The article does talk about washboard roads, but it DOESN’T answer my question. I understand that car tires force the gavel, rocks, etc. around on a road’s surface, but why do they align in rows like waves? And do those ‘waves’ connect across roadways even in areas where tires don’t usually pass?
[q]Bumps in the road surface cause the tire to hop in the air. When the tire crashes down, it forms
valleys by spraying sand and gravel forward and sideways. The moving tire ramps out of the valley
and hops again. Thus, the washboarding process repeats itself.[/q]
Australia’s answer to Cecil Adams, Dr Karl Kruszelnicki has this to say about road corrugations (or “washboards”, as you 'merrikans call 'em). Come to think of it, he also had this to say, as well as this. Oh yes, and this.
To save you the trouble of wading through all those links I gave above, here is a theory regarding the appearance of corrugations across the entire width of the road (the part I have italicised… -the er… text, not the road ):
Some of it is also caused by the grader operator making a mistake and chattering the blade on down the road. I’m surprised the Alaskan link didn’t seem to mention this - it seems to be a regular feature up North. Or maybe it’s just our crews.
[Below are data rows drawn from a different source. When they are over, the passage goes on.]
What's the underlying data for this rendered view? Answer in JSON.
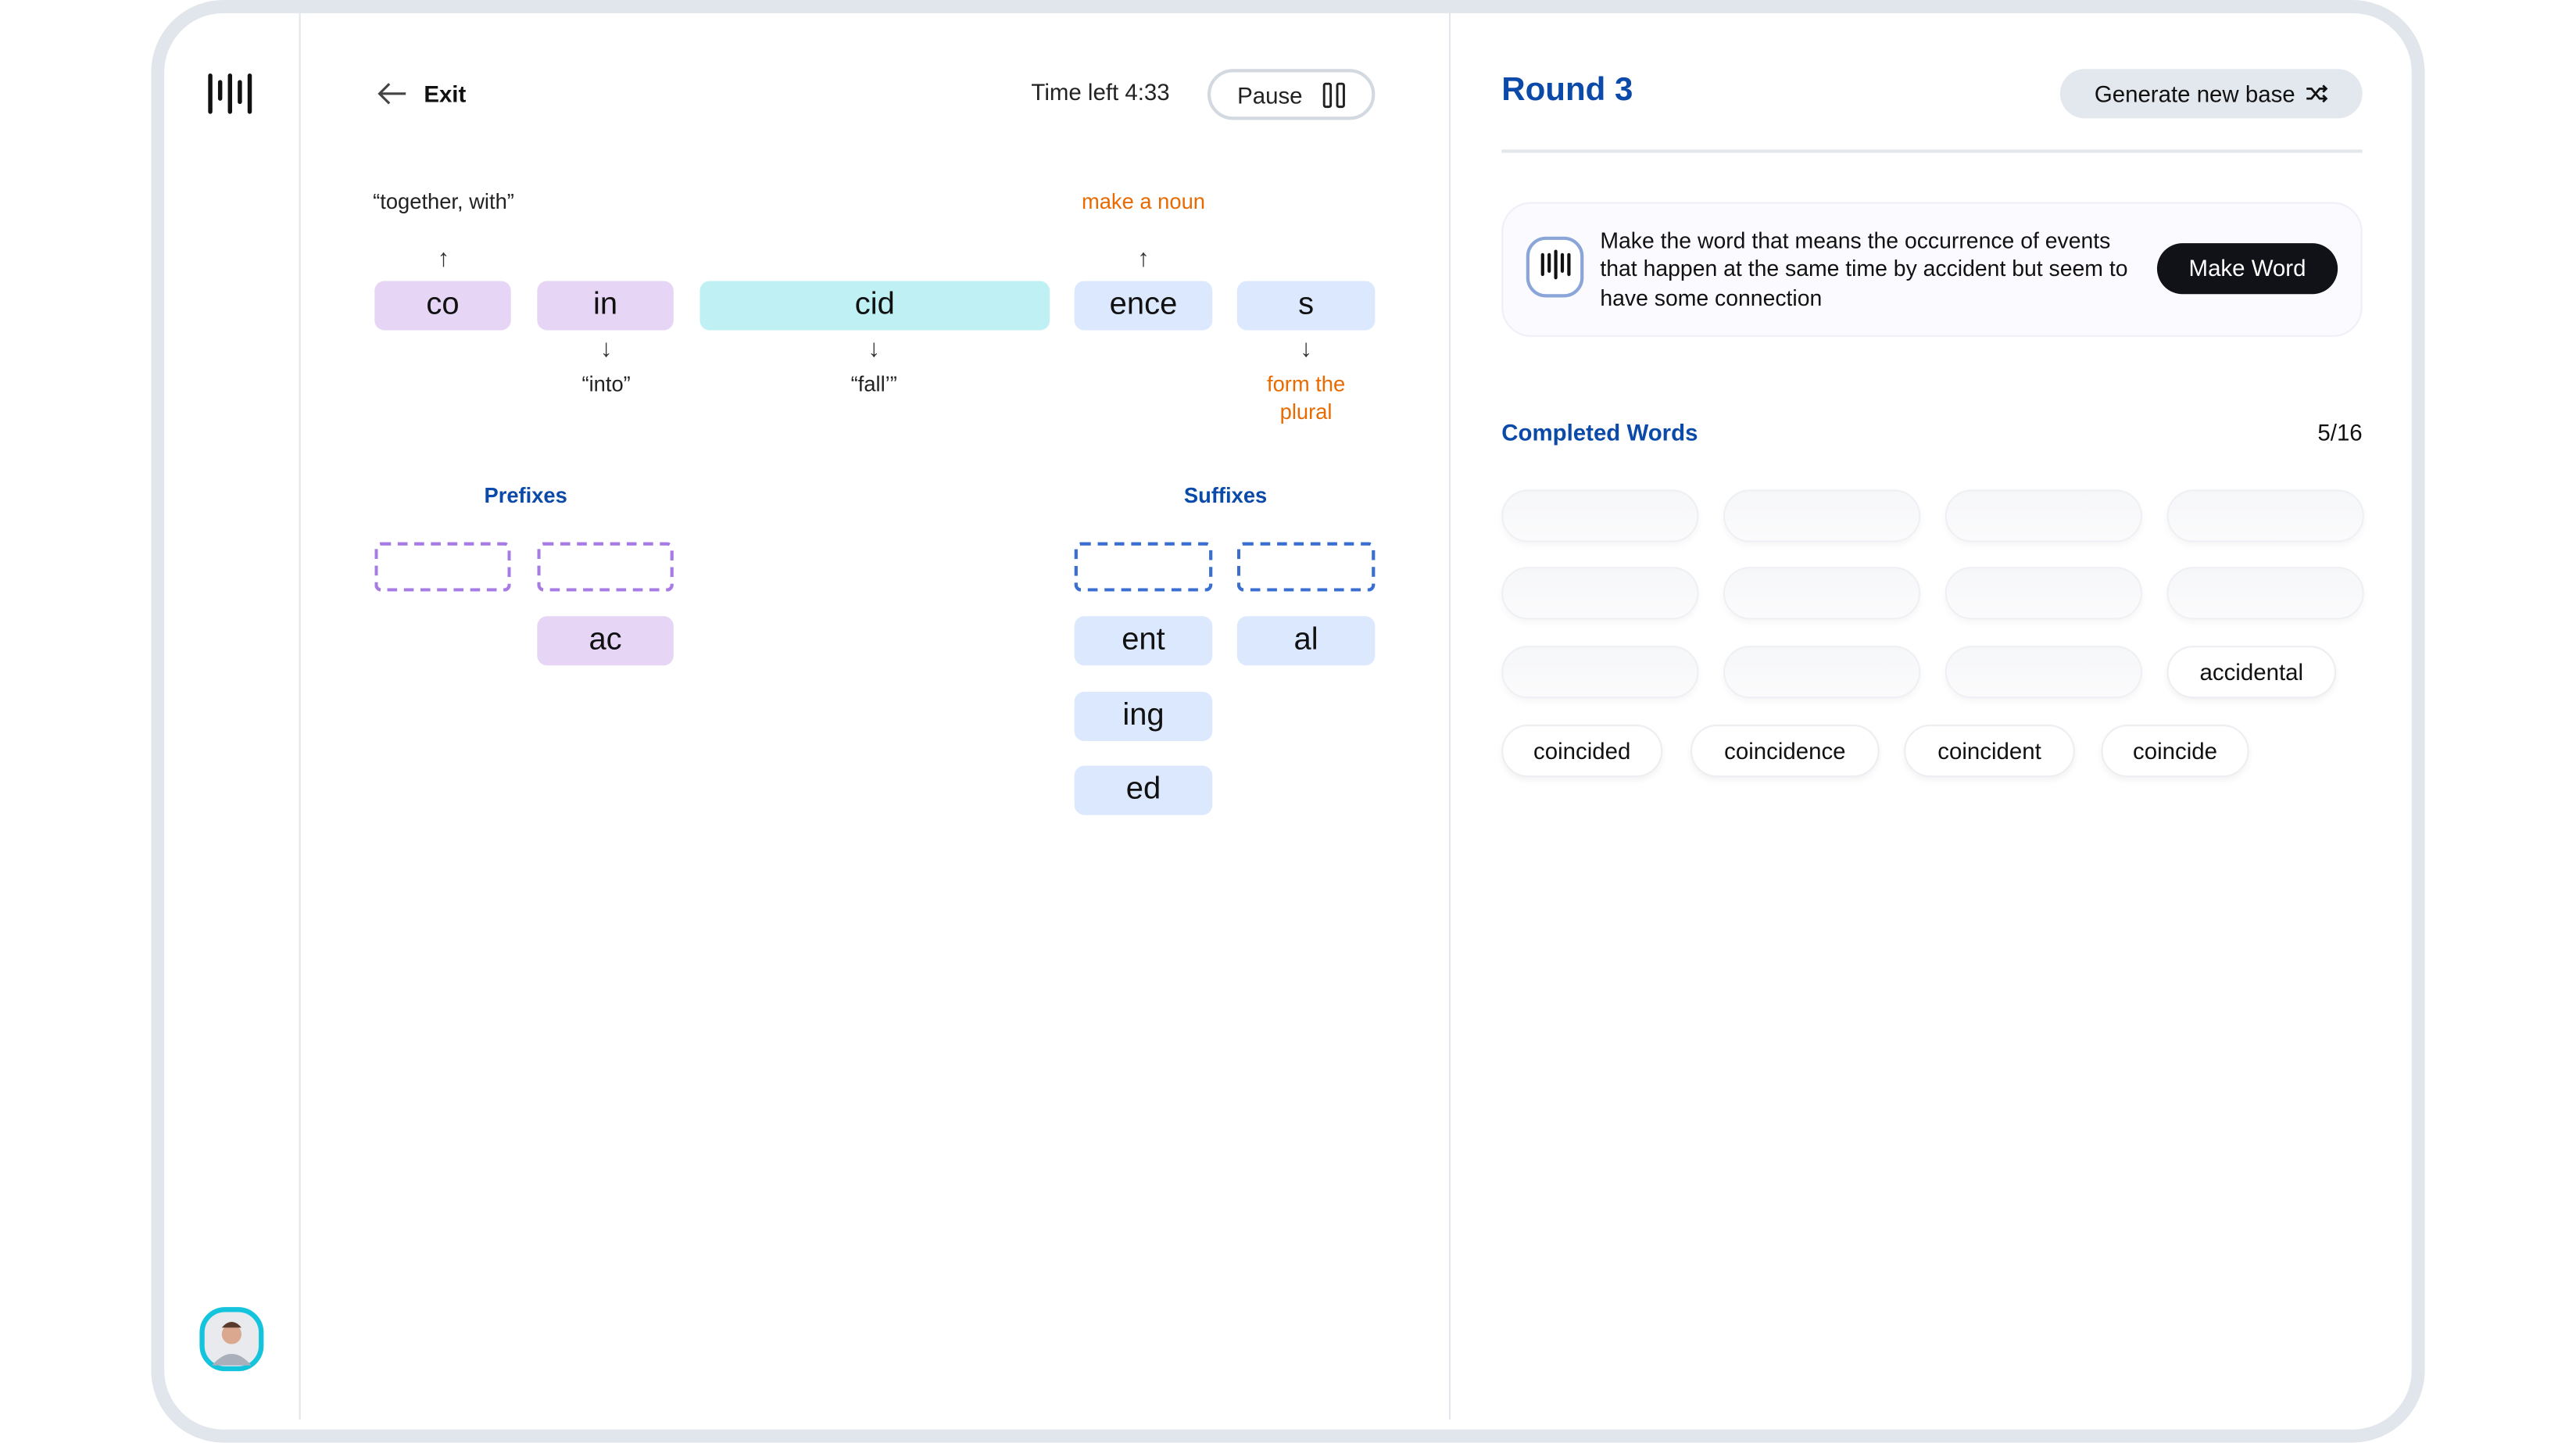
{
  "header": {
    "exit_label": "Exit",
    "time_left": "Time left 4:33",
    "pause_label": "Pause"
  },
  "word_parts": [
    {
      "text": "co",
      "type": "prefix",
      "meaning": "“together, with”",
      "meaning_position": "above"
    },
    {
      "text": "in",
      "type": "prefix",
      "meaning": "“into”",
      "meaning_position": "below"
    },
    {
      "text": "cid",
      "type": "base",
      "meaning": "“fall’”",
      "meaning_position": "below"
    },
    {
      "text": "ence",
      "type": "suffix",
      "meaning": "make a noun",
      "meaning_position": "above"
    },
    {
      "text": "s",
      "type": "suffix",
      "meaning": "form the plural",
      "meaning_position": "below"
    }
  ],
  "prefixes": {
    "label": "Prefixes",
    "options": [
      "ac"
    ]
  },
  "suffixes": {
    "label": "Suffixes",
    "options": [
      "ent",
      "al",
      "ing",
      "ed"
    ]
  },
  "right": {
    "round_title": "Round 3",
    "generate_label": "Generate new base",
    "prompt_text": "Make the word that means the occurrence of events that happen at the same time by accident but seem to have some connection",
    "make_word_label": "Make Word",
    "completed_label": "Completed Words",
    "completed_count": "5/16",
    "completed_words": [
      "accidental",
      "coincided",
      "coincidence",
      "coincident",
      "coincide"
    ]
  },
  "colors": {
    "accent_blue": "#0b4aa8",
    "orange": "#e86a00",
    "prefix": "#e6d5f5",
    "base": "#bff0f3",
    "suffix": "#dbe8fd",
    "avatar_ring": "#14c3dc"
  }
}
I got this off some of the guys who work highway maintenance in the Yukon.